What needs to be done
What is needed is a verbatim copy of the data, minus the pictures.

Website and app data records
BEGIN
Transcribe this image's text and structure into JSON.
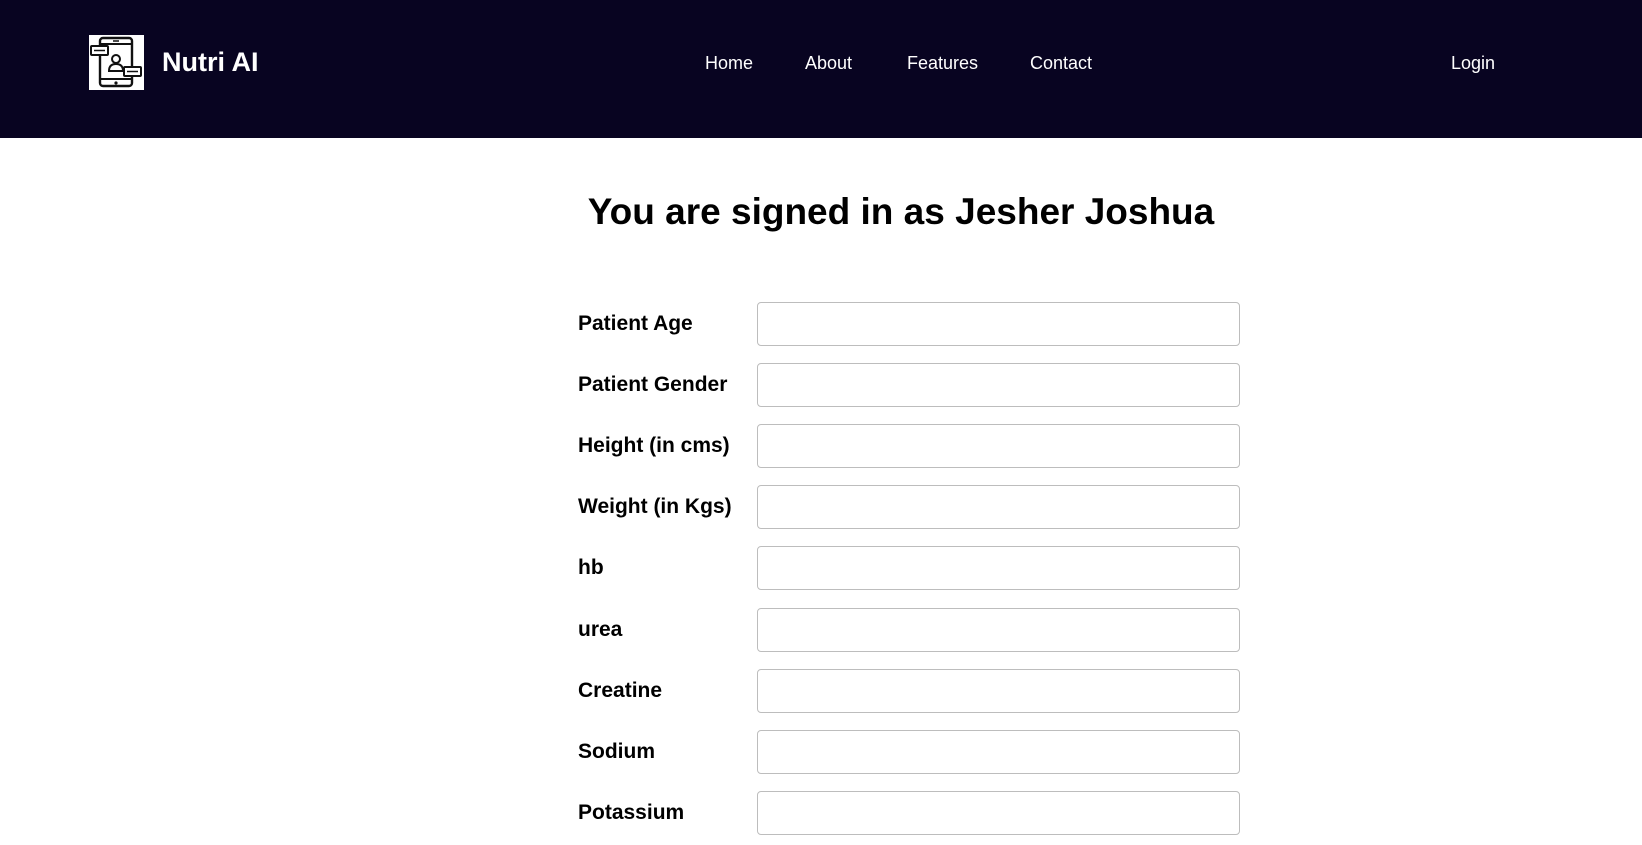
{
  "navbar": {
    "logo_icon": "tablet-user-chat-icon",
    "brand_name": "Nutri AI",
    "links": {
      "home": "Home",
      "about": "About",
      "features": "Features",
      "contact": "Contact"
    },
    "login": "Login",
    "background_color": "#080421"
  },
  "main": {
    "signed_in_text": "You are signed in as Jesher Joshua"
  },
  "form": {
    "fields": [
      {
        "label": "Patient Age",
        "value": ""
      },
      {
        "label": "Patient Gender",
        "value": ""
      },
      {
        "label": "Height (in cms)",
        "value": ""
      },
      {
        "label": "Weight (in Kgs)",
        "value": ""
      },
      {
        "label": "hb",
        "value": ""
      },
      {
        "label": "urea",
        "value": ""
      },
      {
        "label": "Creatine",
        "value": ""
      },
      {
        "label": "Sodium",
        "value": ""
      },
      {
        "label": "Potassium",
        "value": ""
      }
    ]
  }
}
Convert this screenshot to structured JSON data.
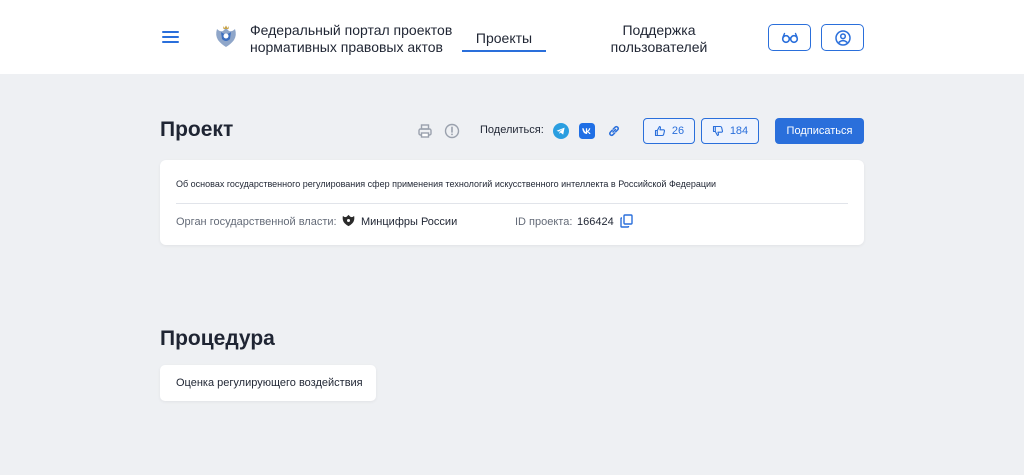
{
  "header": {
    "menu_icon": "hamburger-icon",
    "emblem_icon": "russian-coat-of-arms-icon",
    "portal_title_line1": "Федеральный портал проектов",
    "portal_title_line2": "нормативных правовых актов",
    "nav": {
      "projects": "Проекты",
      "support_line1": "Поддержка",
      "support_line2": "пользователей"
    },
    "buttons": {
      "accessibility_icon": "glasses-icon",
      "profile_icon": "user-icon"
    }
  },
  "project": {
    "heading": "Проект",
    "toolbar": {
      "print_icon": "printer-icon",
      "info_icon": "exclamation-circle-icon"
    },
    "share": {
      "label": "Поделиться:",
      "icons": [
        "telegram-icon",
        "vk-icon",
        "link-icon"
      ]
    },
    "likes": "26",
    "dislikes": "184",
    "subscribe_label": "Подписаться",
    "title": "Об основах государственного регулирования сфер применения технологий искусственного интеллекта в Российской Федерации",
    "org_label": "Орган государственной власти:",
    "org_value": "Минцифры России",
    "id_label": "ID проекта:",
    "id_value": "166424"
  },
  "procedure": {
    "heading": "Процедура",
    "stage": "Оценка регулирующего воздействия"
  },
  "colors": {
    "accent": "#2a6fdb",
    "background": "#eef0f3",
    "text": "#1f2533",
    "muted": "#646b78"
  }
}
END
Written reply
Transcribe this image's text and structure into JSON.
{
  "navbar": {
    "logo_icon": "tablet-user-chat-icon",
    "brand_name": "Nutri AI",
    "links": {
      "home": "Home",
      "about": "About",
      "features": "Features",
      "contact": "Contact"
    },
    "login": "Login",
    "background_color": "#080421"
  },
  "main": {
    "signed_in_text": "You are signed in as Jesher Joshua"
  },
  "form": {
    "fields": [
      {
        "label": "Patient Age",
        "value": ""
      },
      {
        "label": "Patient Gender",
        "value": ""
      },
      {
        "label": "Height (in cms)",
        "value": ""
      },
      {
        "label": "Weight (in Kgs)",
        "value": ""
      },
      {
        "label": "hb",
        "value": ""
      },
      {
        "label": "urea",
        "value": ""
      },
      {
        "label": "Creatine",
        "value": ""
      },
      {
        "label": "Sodium",
        "value": ""
      },
      {
        "label": "Potassium",
        "value": ""
      }
    ]
  }
}
Convert this screenshot to structured JSON data.
{
  "header": {
    "menu_icon": "hamburger-icon",
    "emblem_icon": "russian-coat-of-arms-icon",
    "portal_title_line1": "Федеральный портал проектов",
    "portal_title_line2": "нормативных правовых актов",
    "nav": {
      "projects": "Проекты",
      "support_line1": "Поддержка",
      "support_line2": "пользователей"
    },
    "buttons": {
      "accessibility_icon": "glasses-icon",
      "profile_icon": "user-icon"
    }
  },
  "project": {
    "heading": "Проект",
    "toolbar": {
      "print_icon": "printer-icon",
      "info_icon": "exclamation-circle-icon"
    },
    "share": {
      "label": "Поделиться:",
      "icons": [
        "telegram-icon",
        "vk-icon",
        "link-icon"
      ]
    },
    "likes": "26",
    "dislikes": "184",
    "subscribe_label": "Подписаться",
    "title": "Об основах государственного регулирования сфер применения технологий искусственного интеллекта в Российской Федерации",
    "org_label": "Орган государственной власти:",
    "org_value": "Минцифры России",
    "id_label": "ID проекта:",
    "id_value": "166424"
  },
  "procedure": {
    "heading": "Процедура",
    "stage": "Оценка регулирующего воздействия"
  },
  "colors": {
    "accent": "#2a6fdb",
    "background": "#eef0f3",
    "text": "#1f2533",
    "muted": "#646b78"
  }
}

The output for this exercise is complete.